[Items from a data source]
= = = =
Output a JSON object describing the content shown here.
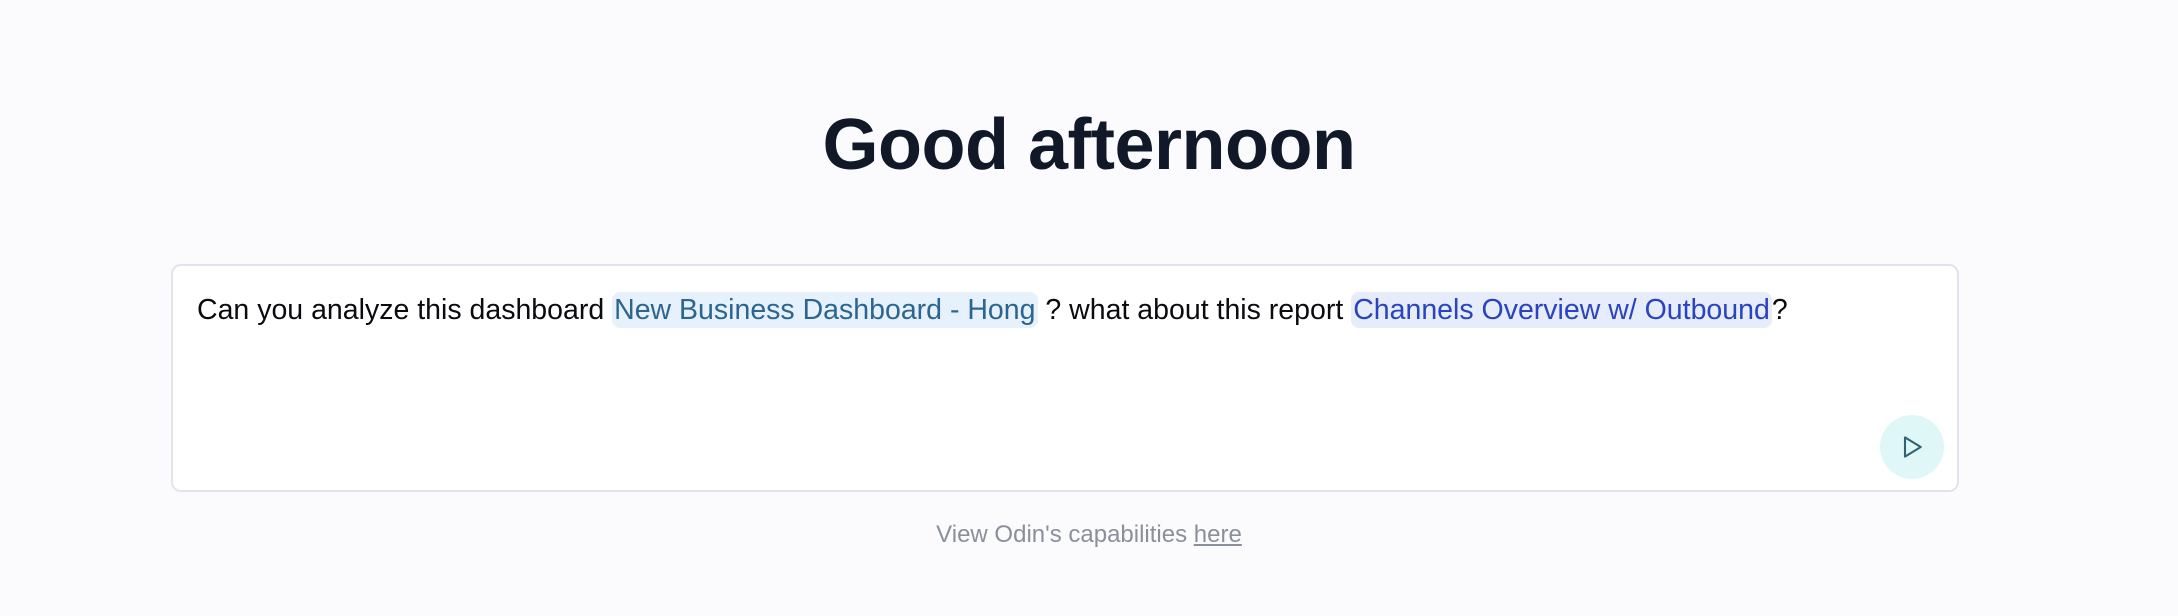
{
  "greeting": "Good afternoon",
  "composer": {
    "text_1": "Can you analyze this dashboard ",
    "mention_dashboard": "New Business Dashboard - Hong",
    "text_2": " ? what about this report ",
    "mention_report": "Channels Overview w/ Outbound",
    "text_3": "?",
    "send_icon": "play-triangle-icon"
  },
  "footer": {
    "prefix": "View Odin's capabilities ",
    "link_label": "here"
  },
  "colors": {
    "background": "#fbfbfd",
    "greeting_text": "#111827",
    "mention_dashboard_bg": "#e6f1fb",
    "mention_dashboard_text": "#2b6591",
    "mention_report_bg": "#e6ecf9",
    "mention_report_text": "#2a43c0",
    "send_button_bg": "#e0f7f7",
    "send_icon": "#2f6473",
    "footer_text": "#8a8f9c"
  }
}
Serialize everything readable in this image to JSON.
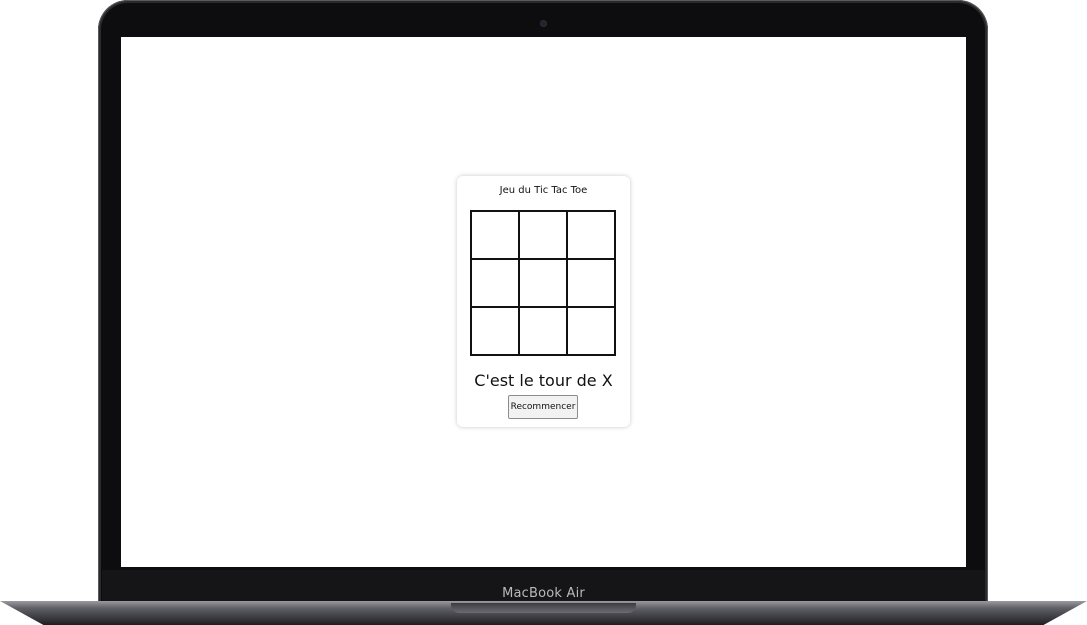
{
  "device": {
    "label": "MacBook Air"
  },
  "game": {
    "title": "Jeu du Tic Tac Toe",
    "board": [
      "",
      "",
      "",
      "",
      "",
      "",
      "",
      "",
      ""
    ],
    "status": "C'est le tour de X",
    "restart_label": "Recommencer"
  }
}
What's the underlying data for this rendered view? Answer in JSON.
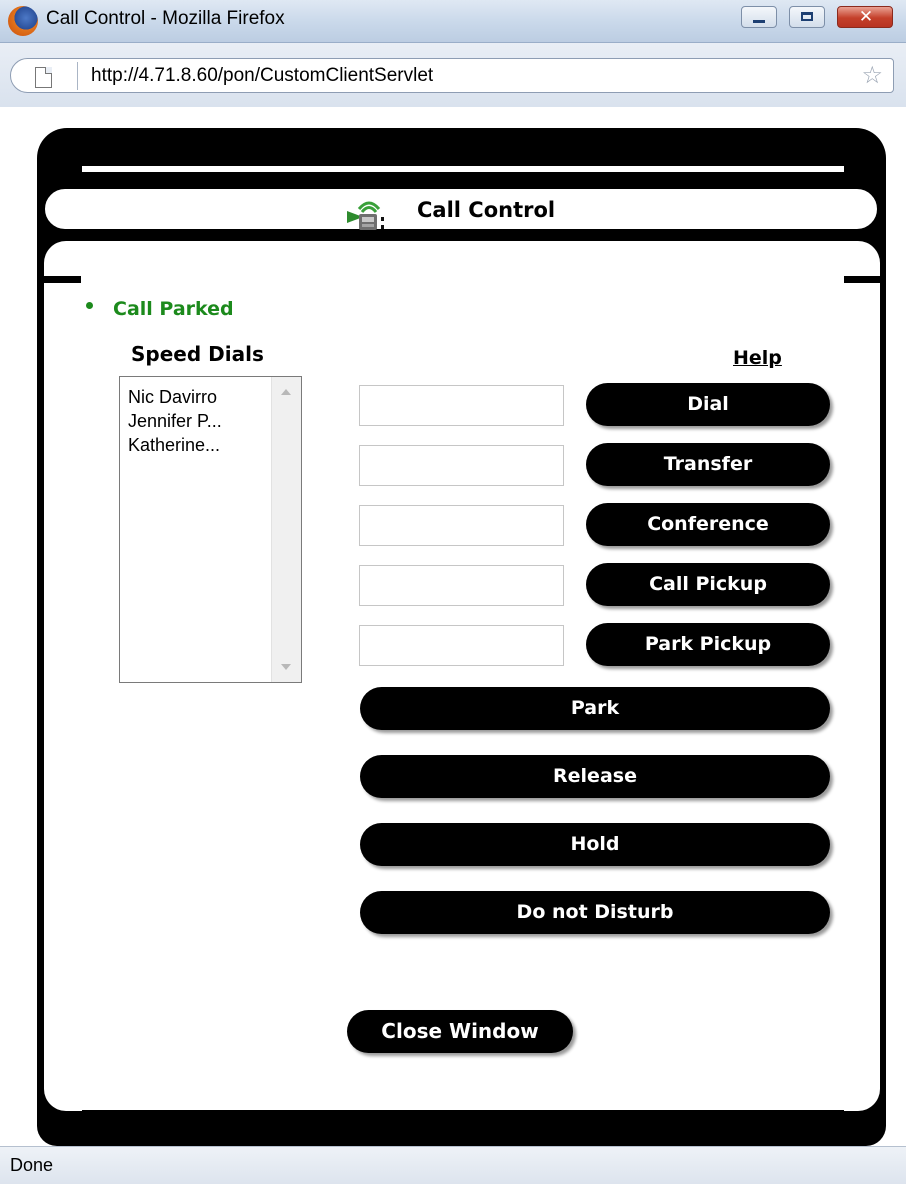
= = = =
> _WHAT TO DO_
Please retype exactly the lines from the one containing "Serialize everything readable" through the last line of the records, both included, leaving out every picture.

> _EXPECTED OUTPUT_
Serialize everything readable in this image to JSON.
{
  "device": {
    "label": "MacBook Air"
  },
  "game": {
    "title": "Jeu du Tic Tac Toe",
    "board": [
      "",
      "",
      "",
      "",
      "",
      "",
      "",
      "",
      ""
    ],
    "status": "C'est le tour de X",
    "restart_label": "Recommencer"
  }
}
What's the underlying data for this rendered view? Answer in JSON.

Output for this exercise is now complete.